Not that their recital at the Queen’s Hall yesterday had anything to do with elitism. Rather, their truly collaborative musical language was one which spoke with direct humanity to connect with the audience on a seldom experienced, deep, emotional level.
Janáček’s Violin Sonata was immediate testament to their artistry as consummate musicians who were in complete accord in their approach to its expansive melodies, so often redolent of the same composer’s operas. Totally compelling, the melancholy colouring of the Adagio stunned the auditorium to silence as it brought the piece to its close. More cheerful were three Danses champêtres by Sibelius which, like Mozart’s G major Violin Sonata, dispelled any notion that Andsnes might have been labelled piano accompanist.
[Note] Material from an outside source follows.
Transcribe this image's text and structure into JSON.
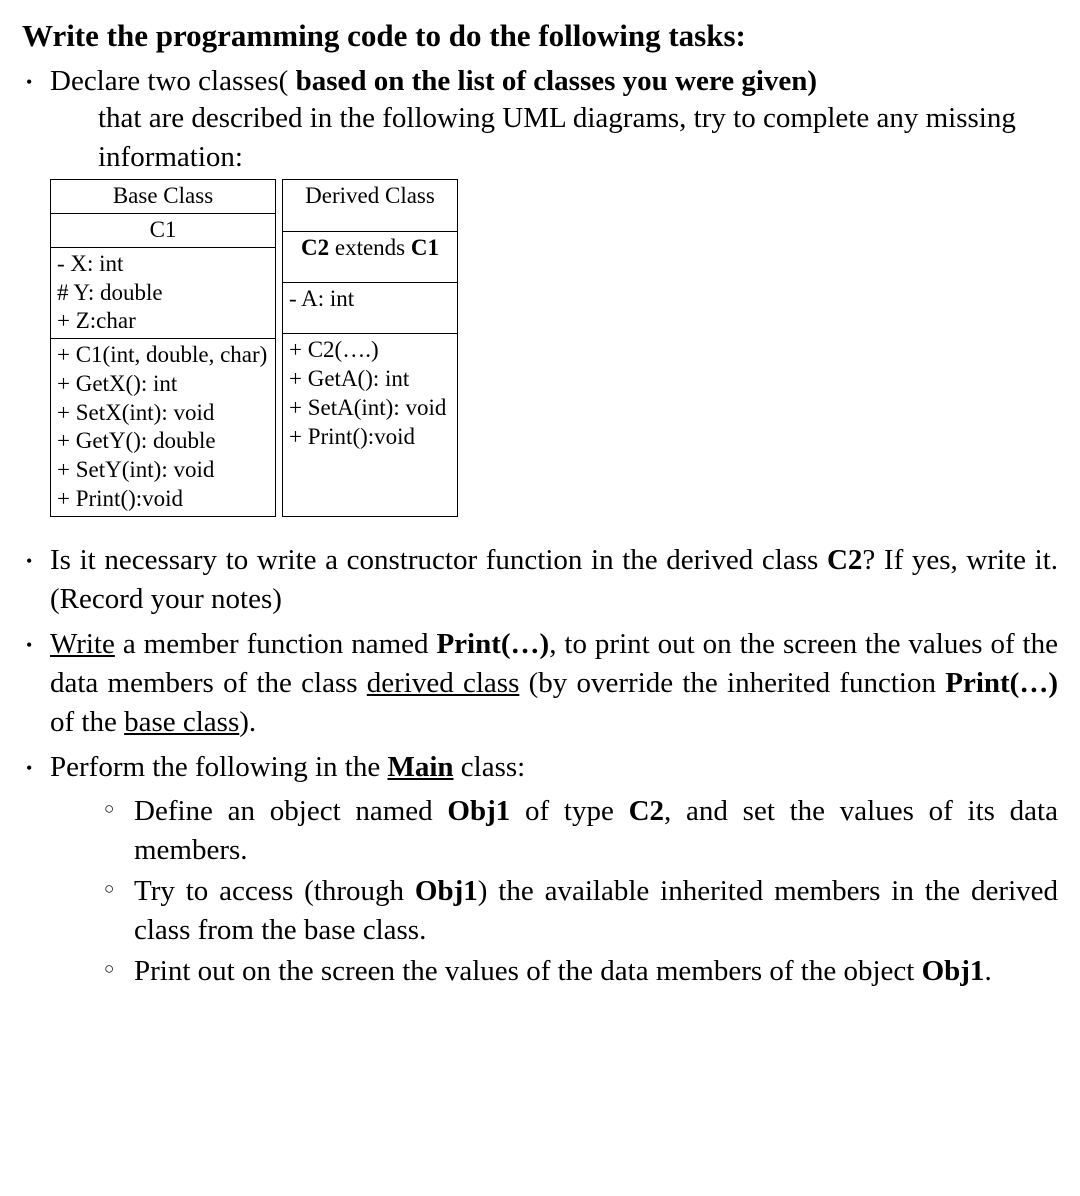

His meaty solo introduction paved the way for Tetzlaff bringing grit along with grace, elegance and pure finesse to Mozart’s hurriedly written masterpiece. Not even a broken string, necessitating a quick off-stage change, could detract from the intensity and virtuosic energy of Shostakovich’s Violin Sonata in the second half.